What is expected: Every line of the material is to be given again exactly.

Information supplied:
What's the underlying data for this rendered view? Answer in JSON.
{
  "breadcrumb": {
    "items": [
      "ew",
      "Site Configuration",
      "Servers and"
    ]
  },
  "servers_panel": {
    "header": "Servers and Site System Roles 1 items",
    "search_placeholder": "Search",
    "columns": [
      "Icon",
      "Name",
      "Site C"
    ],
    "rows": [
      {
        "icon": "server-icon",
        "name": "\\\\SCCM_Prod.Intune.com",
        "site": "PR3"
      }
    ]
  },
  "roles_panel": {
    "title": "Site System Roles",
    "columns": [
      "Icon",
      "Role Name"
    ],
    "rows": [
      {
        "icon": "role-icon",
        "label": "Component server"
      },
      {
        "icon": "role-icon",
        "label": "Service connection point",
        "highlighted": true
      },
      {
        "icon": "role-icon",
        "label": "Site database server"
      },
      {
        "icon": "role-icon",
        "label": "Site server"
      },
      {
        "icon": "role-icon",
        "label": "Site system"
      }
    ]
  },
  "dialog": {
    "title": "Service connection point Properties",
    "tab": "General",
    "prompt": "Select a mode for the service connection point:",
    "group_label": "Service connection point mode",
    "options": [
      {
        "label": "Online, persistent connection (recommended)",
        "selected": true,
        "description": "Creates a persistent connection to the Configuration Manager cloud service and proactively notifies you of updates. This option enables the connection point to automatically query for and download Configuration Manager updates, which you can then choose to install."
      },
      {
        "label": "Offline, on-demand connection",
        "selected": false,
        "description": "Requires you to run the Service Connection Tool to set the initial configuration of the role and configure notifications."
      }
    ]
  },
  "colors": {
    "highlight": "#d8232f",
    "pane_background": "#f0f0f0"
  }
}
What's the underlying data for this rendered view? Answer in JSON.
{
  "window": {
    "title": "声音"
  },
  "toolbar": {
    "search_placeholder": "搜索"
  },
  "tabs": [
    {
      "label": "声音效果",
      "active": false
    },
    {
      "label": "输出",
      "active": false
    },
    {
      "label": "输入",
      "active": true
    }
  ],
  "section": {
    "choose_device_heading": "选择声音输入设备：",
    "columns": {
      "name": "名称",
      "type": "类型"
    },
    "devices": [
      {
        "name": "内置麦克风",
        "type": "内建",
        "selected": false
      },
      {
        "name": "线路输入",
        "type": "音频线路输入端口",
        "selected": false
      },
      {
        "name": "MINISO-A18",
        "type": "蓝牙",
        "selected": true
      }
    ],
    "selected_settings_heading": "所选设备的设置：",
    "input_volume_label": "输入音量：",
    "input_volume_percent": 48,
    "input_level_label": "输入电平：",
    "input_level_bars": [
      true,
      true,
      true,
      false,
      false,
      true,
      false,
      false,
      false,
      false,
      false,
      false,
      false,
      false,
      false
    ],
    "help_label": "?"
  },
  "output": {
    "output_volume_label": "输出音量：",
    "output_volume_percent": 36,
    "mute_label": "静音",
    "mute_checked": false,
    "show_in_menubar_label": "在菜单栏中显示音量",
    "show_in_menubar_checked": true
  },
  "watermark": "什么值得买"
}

Response for this exercise:
What's the underlying data for this rendered view? Answer in JSON.
{
  "breadcrumb": {
    "items": [
      "ew",
      "Site Configuration",
      "Servers and"
    ]
  },
  "servers_panel": {
    "header": "Servers and Site System Roles 1 items",
    "search_placeholder": "Search",
    "columns": [
      "Icon",
      "Name",
      "Site C"
    ],
    "rows": [
      {
        "icon": "server-icon",
        "name": "\\\\SCCM_Prod.Intune.com",
        "site": "PR3"
      }
    ]
  },
  "roles_panel": {
    "title": "Site System Roles",
    "columns": [
      "Icon",
      "Role Name"
    ],
    "rows": [
      {
        "icon": "role-icon",
        "label": "Component server"
      },
      {
        "icon": "role-icon",
        "label": "Service connection point",
        "highlighted": true
      },
      {
        "icon": "role-icon",
        "label": "Site database server"
      },
      {
        "icon": "role-icon",
        "label": "Site server"
      },
      {
        "icon": "role-icon",
        "label": "Site system"
      }
    ]
  },
  "dialog": {
    "title": "Service connection point Properties",
    "tab": "General",
    "prompt": "Select a mode for the service connection point:",
    "group_label": "Service connection point mode",
    "options": [
      {
        "label": "Online, persistent connection (recommended)",
        "selected": true,
        "description": "Creates a persistent connection to the Configuration Manager cloud service and proactively notifies you of updates. This option enables the connection point to automatically query for and download Configuration Manager updates, which you can then choose to install."
      },
      {
        "label": "Offline, on-demand connection",
        "selected": false,
        "description": "Requires you to run the Service Connection Tool to set the initial configuration of the role and configure notifications."
      }
    ]
  },
  "colors": {
    "highlight": "#d8232f",
    "pane_background": "#f0f0f0"
  }
}
What's the underlying data for this rendered view? Answer in JSON.
{
  "window": {
    "title": "声音"
  },
  "toolbar": {
    "search_placeholder": "搜索"
  },
  "tabs": [
    {
      "label": "声音效果",
      "active": false
    },
    {
      "label": "输出",
      "active": false
    },
    {
      "label": "输入",
      "active": true
    }
  ],
  "section": {
    "choose_device_heading": "选择声音输入设备：",
    "columns": {
      "name": "名称",
      "type": "类型"
    },
    "devices": [
      {
        "name": "内置麦克风",
        "type": "内建",
        "selected": false
      },
      {
        "name": "线路输入",
        "type": "音频线路输入端口",
        "selected": false
      },
      {
        "name": "MINISO-A18",
        "type": "蓝牙",
        "selected": true
      }
    ],
    "selected_settings_heading": "所选设备的设置：",
    "input_volume_label": "输入音量：",
    "input_volume_percent": 48,
    "input_level_label": "输入电平：",
    "input_level_bars": [
      true,
      true,
      true,
      false,
      false,
      true,
      false,
      false,
      false,
      false,
      false,
      false,
      false,
      false,
      false
    ],
    "help_label": "?"
  },
  "output": {
    "output_volume_label": "输出音量：",
    "output_volume_percent": 36,
    "mute_label": "静音",
    "mute_checked": false,
    "show_in_menubar_label": "在菜单栏中显示音量",
    "show_in_menubar_checked": true
  },
  "watermark": "什么值得买"
}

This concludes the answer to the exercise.